  9. @fj – Wind turbines kill eagles, hawks and other raptors; hydropower disrupts riparian environments, solar power generators have a negative effect on the fragile, desert ecosystems.  I hate to break the news to you, but anything we do has a cost and a benefit.  You could get rid of the fossile fuel industry but the simle fact is that you could put wind turbines on every hill, cover the desert with solar panels, dam every river and you still wouldn’t replace the BTUs and megawatts generated by a power plant.  And as for smoking, no one forces people to smoke.  It’s a voluntary act.  Anyone who smokes knowing the risks takes those consequences on themselves.  And as for “rapidly accelerating climate change” , UAH AMSU has announced that the January 2012 global temperature anomaly was negative, -0.09 °C. The month was cooler than their average January, so chill out, dude!

  10. Here’s another story about jobs, big oil, and corruption much in common with difficulties getting good safe transportation at a reasonable cost resulting from bad governance allowed to persist in large part by mainstream media shams.

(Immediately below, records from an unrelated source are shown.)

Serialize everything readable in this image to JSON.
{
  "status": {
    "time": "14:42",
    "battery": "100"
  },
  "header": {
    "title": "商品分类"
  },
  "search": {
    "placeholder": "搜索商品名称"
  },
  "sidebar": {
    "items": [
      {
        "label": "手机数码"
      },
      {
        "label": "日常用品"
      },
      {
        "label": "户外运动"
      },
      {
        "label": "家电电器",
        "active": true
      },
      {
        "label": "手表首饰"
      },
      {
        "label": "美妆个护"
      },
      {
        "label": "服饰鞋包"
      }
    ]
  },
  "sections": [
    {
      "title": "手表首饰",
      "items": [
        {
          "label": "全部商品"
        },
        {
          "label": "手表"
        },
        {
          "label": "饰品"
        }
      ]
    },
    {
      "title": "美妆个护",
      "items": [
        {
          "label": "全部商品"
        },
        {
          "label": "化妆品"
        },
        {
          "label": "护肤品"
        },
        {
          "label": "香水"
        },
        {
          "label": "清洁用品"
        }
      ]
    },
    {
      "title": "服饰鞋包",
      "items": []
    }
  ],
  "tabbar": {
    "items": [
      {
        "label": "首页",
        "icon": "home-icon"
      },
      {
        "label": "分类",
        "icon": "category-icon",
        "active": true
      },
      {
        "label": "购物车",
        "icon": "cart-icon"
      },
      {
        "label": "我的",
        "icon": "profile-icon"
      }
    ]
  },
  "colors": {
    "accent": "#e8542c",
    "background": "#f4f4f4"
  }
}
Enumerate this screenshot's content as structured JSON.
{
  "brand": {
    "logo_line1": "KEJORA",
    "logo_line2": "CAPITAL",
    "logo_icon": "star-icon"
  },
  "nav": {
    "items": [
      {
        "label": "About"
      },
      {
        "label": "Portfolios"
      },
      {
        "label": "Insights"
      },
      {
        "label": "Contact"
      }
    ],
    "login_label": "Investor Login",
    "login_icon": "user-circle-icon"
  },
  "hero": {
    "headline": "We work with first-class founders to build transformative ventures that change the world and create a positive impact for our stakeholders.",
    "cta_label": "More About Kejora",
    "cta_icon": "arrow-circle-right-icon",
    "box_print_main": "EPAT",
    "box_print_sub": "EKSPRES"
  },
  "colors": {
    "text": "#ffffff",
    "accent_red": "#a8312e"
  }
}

    Do Americans Really Support Shipping Toxic Sludge (Strip-Mined from a Forest) Through a Major Aquifer for Export To China?



  11. It’s not about making money in the abstract: ours could be an even wealthier country if our leaders didn’t sink our precious-few investment dollars into protecting an inefficient, wasteful status quo.

    Meanwhile, it figures that these virulently “pro-life” GOP leaders should put all our lives at risk by putting drowsy drivers at the helm of monstrously huge trucks, all while gutting safety funding for the most vulnerable road users.

  12. Del. Cox, who owns a trucking company (let’s call him “Little Truck”) is most responsible for killing bike-ped bills in the Virginia state legislature. 

  13. Truck to play, especially for those who need their needs and cargo transport operations, an important part of. There are so many types and sizes of trucks are usually decided how to use them can. Utility vehicles, often come to mind, these are usually large trucks, size and even large-scale.

  14. American Truck group provide their program customer a
    unlimited mileage warranty which is quite challenge for this they have hired best mechanics in the industry.
    Company’s mechanic shops are completely dedicated to their customer they didn’t
    take outside work. . With 16 bays in Gulfport, Mississippi,
    8 bays in Atlanta, Georgia and now a
    proud new addition of 8 bays in Phoenix, Arizona, their
    mechanic shops are available across the nation.


Leave a Reply

Your email address will not be published. Required fields are marked *


Transpo Bills Delayed in House and Senate as Congress Enters Recess

Both houses of Congress are in recess this week, putting off their mountain of unfinished transportation business until next Monday. The momentum carrying transportation bills forward in each chamber has eroded recently. Last week, the House split its transportation bill — the one that eliminates dedicated funding for transit, bicycling, and walking — into three […]

Obama Takes a Stand, Threatens to Veto House Transpo Bill

The White House issued a statement yesterday that spelled out President Obama’s opposition to the House transportation bill, also known as H.R. 7. The administration’s statement of policy, which coincided with the House Rules Committee hearing on H.R. 7, takes a stand in defense of transit, safety, and the environment: H.R. 7 does not reflect […]

How the House and Senate Transportation Bills Changed Overnight

The sun rose this morning on a landscape considerably different from the one described by not one but two articles Streetsblog published yesterday. Senate Bill Gets Bigger, Better, But Harder to Move Senator Harry Reid took a lot of business into his own hands yesterday, unveiling his updated version of the Senate’s “two year” bill (it’s […]

Blumenauer: Let’s Stop Hiding in Fear of a Mileage Fee

In June, the House of Representatives voted to ban U.S. DOT from even studying the viability of switching from the gas tax to a vehicle-miles-traveled (VMT) fee. But the tide may be turning: The sponsor of the amendment, Rep. Chip Cravaack, has been ousted from Congress, the amendment itself is on the skids, and a new […]